## Records from a dataset
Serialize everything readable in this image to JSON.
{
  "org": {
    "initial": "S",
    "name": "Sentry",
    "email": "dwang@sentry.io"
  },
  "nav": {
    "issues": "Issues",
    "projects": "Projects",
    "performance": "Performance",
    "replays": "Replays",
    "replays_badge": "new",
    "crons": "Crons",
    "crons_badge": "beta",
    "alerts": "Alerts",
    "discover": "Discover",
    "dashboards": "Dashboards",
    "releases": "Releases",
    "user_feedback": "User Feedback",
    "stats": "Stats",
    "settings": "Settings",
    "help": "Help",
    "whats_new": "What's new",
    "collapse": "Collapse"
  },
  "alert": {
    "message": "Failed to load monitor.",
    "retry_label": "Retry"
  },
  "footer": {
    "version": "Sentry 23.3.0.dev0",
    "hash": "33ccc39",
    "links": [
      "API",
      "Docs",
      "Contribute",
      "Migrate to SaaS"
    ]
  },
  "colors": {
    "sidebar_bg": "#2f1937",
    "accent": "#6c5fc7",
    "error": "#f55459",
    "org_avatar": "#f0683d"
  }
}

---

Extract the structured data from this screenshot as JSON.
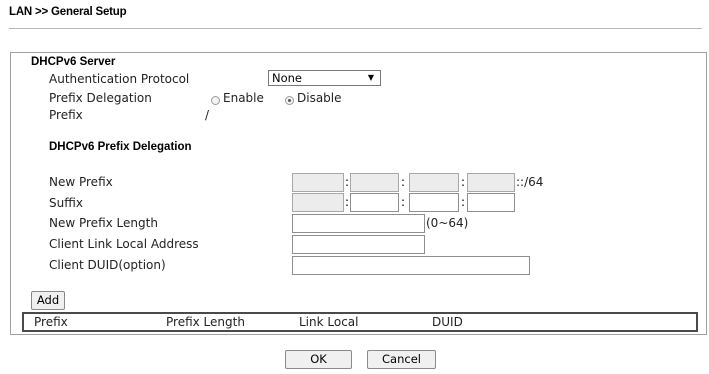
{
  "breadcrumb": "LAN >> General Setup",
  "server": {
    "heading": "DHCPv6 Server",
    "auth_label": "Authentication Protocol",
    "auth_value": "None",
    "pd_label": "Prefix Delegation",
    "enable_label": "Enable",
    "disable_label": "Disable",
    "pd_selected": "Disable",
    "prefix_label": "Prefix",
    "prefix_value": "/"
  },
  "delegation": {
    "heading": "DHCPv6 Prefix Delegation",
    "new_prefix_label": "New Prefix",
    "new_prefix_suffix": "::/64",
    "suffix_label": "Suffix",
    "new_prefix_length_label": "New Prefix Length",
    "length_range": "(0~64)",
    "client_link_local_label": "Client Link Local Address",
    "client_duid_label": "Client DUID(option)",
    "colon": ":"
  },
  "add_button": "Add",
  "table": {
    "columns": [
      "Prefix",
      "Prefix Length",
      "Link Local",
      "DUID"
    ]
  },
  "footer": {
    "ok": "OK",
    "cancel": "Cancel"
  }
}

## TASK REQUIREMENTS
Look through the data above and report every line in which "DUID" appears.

## SOLUTION TO THE PROBLEM
    "client_duid_label": "Client DUID(option)",
      "DUID"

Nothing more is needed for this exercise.